Ironically, a quality unique to human beings—one that contributes to human exceptionalism and can be understood as a manifestation of the image of God—makes us susceptible to seeing AI systems as sentient “beings.” And because of this tendency, and because of our empathy (which relates to our theory of mind capacity), we want to grant AI systems the same rights afforded to us. But when we think carefully about our tendency to anthropomorphize, it should become evident that our proclivity to regard AI systems as humanlike stems from the fact that we are made in God’s image.

AI Systems and the Case for Human Exceptionalism

There is another way that research in AI systems evinces human exceptionalism. It is provocative to think that human beings are the only species that has ever existed that has the capability to create machines that are like us—at least, in some sense. Clearly, this achievement is beyond the capabilities of the great apes, and no evidence exists to think that Neanderthals could have ever pulled off a feat such as creating AI systems. Neanderthals—who first appear in the fossil record around 250,000 to 200,000 years ago and disappear around 40,000 years ago—existed on Earth longer than modern humans have. Yet, our technology has progressed exponentially, while Neanderthal technology remained largely static.

Our ability to create AI systems stems from the capacity for symbolism. As human beings, we effortlessly represent the world with discrete symbols. We denote abstract concepts with symbols. And our ability to represent the world symbolically has interesting consequences when coupled with our abilities to combine and recombine those symbols in a nearly infinite number of ways to create alternate possibilities.

Our capacity for symbolism manifests in the form of language, art, music, and even body ornamentation. And we desire to communicate the scenarios we construct in our minds with other human beings. In a sense, symbolism and our open-ended capacity to generate alternative hypotheses are scientific descriptors of the image of God. No other creature, including the great apes or Neanderthals, possesses these two qualities. In short, we can create AI systems because we uniquely bear God’s image.
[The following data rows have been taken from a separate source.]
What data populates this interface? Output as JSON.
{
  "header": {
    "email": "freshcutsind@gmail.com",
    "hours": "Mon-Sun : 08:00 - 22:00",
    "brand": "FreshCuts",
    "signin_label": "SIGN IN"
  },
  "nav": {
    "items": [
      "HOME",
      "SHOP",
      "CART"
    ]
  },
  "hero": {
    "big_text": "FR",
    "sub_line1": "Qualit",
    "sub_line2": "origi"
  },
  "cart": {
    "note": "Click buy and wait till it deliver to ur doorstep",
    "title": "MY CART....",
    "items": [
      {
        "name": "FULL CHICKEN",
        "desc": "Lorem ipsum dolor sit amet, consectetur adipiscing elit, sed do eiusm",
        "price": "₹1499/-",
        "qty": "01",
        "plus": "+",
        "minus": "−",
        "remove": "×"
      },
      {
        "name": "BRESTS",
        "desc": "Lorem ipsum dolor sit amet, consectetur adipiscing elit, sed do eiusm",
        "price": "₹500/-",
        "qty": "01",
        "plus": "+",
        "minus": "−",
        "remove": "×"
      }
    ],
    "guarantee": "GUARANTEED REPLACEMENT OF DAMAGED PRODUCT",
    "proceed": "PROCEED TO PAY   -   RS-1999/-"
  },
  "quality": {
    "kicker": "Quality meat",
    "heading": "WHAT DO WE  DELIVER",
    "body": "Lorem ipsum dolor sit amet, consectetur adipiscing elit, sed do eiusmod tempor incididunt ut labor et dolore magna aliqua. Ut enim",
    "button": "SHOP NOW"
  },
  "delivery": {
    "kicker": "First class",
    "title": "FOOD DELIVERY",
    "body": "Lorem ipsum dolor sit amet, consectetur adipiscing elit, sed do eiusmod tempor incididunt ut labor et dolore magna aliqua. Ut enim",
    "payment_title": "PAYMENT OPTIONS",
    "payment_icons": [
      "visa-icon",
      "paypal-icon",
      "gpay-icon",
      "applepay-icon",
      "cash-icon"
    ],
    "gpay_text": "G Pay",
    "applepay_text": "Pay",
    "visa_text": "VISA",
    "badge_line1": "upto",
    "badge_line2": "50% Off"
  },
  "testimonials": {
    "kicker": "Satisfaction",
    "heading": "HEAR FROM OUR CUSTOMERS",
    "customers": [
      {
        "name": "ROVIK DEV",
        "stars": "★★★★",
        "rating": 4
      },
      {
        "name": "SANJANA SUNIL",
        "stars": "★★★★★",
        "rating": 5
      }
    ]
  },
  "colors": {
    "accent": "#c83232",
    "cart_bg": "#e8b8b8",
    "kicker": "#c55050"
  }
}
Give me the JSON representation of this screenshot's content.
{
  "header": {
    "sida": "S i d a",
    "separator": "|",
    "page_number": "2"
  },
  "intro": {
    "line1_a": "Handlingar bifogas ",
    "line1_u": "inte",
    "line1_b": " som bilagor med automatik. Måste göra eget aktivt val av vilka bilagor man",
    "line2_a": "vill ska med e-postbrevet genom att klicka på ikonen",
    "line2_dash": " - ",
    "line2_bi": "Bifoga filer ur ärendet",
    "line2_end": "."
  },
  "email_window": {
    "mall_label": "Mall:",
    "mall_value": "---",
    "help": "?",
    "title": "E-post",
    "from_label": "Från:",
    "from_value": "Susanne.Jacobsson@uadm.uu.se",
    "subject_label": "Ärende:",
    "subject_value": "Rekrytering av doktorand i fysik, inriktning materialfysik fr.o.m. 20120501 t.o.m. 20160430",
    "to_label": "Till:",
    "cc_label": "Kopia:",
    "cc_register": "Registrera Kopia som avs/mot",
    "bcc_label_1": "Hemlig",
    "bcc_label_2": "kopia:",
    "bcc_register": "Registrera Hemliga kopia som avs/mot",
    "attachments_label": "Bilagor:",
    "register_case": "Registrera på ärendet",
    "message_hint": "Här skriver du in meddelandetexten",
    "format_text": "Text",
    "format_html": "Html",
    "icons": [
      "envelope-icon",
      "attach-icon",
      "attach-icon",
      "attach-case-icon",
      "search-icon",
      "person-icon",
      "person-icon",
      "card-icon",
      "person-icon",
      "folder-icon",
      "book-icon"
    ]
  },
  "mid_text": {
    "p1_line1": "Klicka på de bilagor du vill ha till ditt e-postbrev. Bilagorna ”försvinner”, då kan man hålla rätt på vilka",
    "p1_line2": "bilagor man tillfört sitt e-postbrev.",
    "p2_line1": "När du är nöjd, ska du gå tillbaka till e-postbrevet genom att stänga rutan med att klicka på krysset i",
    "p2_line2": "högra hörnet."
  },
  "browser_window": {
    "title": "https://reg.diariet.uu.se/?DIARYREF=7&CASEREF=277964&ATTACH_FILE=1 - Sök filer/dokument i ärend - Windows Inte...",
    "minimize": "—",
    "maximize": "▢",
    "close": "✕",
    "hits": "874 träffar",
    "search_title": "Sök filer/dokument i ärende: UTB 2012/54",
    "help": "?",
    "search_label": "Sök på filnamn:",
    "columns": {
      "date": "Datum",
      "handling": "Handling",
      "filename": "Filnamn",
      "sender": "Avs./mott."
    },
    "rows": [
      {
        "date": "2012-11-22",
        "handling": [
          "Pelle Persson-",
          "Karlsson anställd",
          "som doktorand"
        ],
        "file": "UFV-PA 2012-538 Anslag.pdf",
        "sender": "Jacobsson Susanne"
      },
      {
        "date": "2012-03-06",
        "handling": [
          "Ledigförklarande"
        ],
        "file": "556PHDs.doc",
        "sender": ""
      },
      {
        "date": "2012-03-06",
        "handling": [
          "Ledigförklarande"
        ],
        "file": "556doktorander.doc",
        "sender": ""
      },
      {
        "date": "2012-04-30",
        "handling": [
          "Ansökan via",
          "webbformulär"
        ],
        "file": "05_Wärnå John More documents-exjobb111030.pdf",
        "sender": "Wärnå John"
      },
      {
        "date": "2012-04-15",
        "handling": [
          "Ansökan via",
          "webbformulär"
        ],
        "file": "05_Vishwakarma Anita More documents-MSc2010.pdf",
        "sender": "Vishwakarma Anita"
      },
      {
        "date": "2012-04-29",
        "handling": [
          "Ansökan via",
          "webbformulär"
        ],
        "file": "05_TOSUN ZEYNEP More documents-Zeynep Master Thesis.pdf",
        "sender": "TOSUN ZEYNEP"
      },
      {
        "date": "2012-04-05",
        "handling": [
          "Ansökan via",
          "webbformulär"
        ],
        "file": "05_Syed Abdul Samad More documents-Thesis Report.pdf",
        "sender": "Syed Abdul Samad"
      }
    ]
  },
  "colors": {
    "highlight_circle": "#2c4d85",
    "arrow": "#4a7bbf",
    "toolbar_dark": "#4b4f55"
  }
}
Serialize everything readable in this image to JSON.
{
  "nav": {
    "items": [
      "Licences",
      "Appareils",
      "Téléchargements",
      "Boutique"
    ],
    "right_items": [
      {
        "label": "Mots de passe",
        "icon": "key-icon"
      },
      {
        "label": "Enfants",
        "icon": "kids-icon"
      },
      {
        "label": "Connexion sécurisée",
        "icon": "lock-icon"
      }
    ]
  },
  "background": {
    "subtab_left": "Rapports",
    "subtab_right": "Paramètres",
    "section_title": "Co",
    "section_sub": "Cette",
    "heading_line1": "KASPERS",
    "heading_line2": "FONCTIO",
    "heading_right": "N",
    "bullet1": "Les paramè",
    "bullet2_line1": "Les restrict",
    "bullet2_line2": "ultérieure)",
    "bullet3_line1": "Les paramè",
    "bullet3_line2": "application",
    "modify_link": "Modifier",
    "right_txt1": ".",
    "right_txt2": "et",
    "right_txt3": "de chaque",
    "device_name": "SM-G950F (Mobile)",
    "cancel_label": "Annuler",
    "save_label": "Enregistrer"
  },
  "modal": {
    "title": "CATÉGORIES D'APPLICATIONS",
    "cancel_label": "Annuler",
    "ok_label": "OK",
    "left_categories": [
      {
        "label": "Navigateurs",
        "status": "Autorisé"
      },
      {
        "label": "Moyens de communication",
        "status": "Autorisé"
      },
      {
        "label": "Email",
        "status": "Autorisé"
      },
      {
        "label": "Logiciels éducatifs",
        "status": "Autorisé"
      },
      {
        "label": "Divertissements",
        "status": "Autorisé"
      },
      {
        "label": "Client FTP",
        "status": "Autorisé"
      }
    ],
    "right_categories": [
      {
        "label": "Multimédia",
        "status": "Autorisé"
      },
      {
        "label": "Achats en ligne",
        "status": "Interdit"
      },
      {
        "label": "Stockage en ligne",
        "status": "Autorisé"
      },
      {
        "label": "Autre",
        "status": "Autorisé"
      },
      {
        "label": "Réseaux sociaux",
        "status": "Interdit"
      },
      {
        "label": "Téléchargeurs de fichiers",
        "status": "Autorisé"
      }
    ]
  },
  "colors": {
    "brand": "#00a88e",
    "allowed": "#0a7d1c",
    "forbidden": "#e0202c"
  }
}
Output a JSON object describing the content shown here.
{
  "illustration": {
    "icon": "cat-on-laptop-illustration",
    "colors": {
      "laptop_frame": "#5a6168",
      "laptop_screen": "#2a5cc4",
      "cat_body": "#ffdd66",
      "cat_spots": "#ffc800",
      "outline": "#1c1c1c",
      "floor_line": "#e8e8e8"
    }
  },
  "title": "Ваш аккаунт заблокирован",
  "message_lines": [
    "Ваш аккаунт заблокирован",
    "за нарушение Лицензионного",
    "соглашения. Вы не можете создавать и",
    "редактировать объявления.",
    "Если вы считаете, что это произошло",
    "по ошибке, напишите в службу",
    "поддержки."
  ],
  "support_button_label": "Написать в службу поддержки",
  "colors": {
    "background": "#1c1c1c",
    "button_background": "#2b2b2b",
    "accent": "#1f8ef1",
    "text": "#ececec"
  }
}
AI Systems and the Case for Creation

Our ability to create AI systems also provides evidence that we are the product of a Creator’s handiwork. The creation of AI systems requires the work of highly trained scientists and engineers who rely on several hundred years of scientific and technological advances. Creating AI systems requires designing and building highly advanced computer systems, engineering complex robotics systems, and writing sophisticated computer code. In other words, AI systems are intelligently designed. Or to put it another way, work in AI provides empirical evidence that a mind is required to create a mind—or, at least, a facsimile of a mind. And this conclusion means that the human mind must come from a Mind, as well. In light of this conclusion, is it reasonable to think that the human mind arose through unguided, undirected, historically contingent processes?

Developments in AI will undoubtedly lead to important advances that will improve the quality of our lives. And while it is tempting to see AI systems in human terms, these devices are machines—and nothing more. No justification exists for AI systems to be granted the same rights as human beings. In fact, when we think carefully about the nature and origin of AI, these systems highlight our exceptional nature as human beings, evincing the biblical view of humanity.

Only human beings deserve the rights of citizenship because these rights—justifiably called inalienable—are due us because we bear God’s image.

Resources

Reprinted with permission by the author
Original article at:
https://www.reasons.org/explore/blogs/the-cells-design/read/the-cells-design/2018/01/17/does-development-of-artificial-intelligence-undermine-human-exceptionalism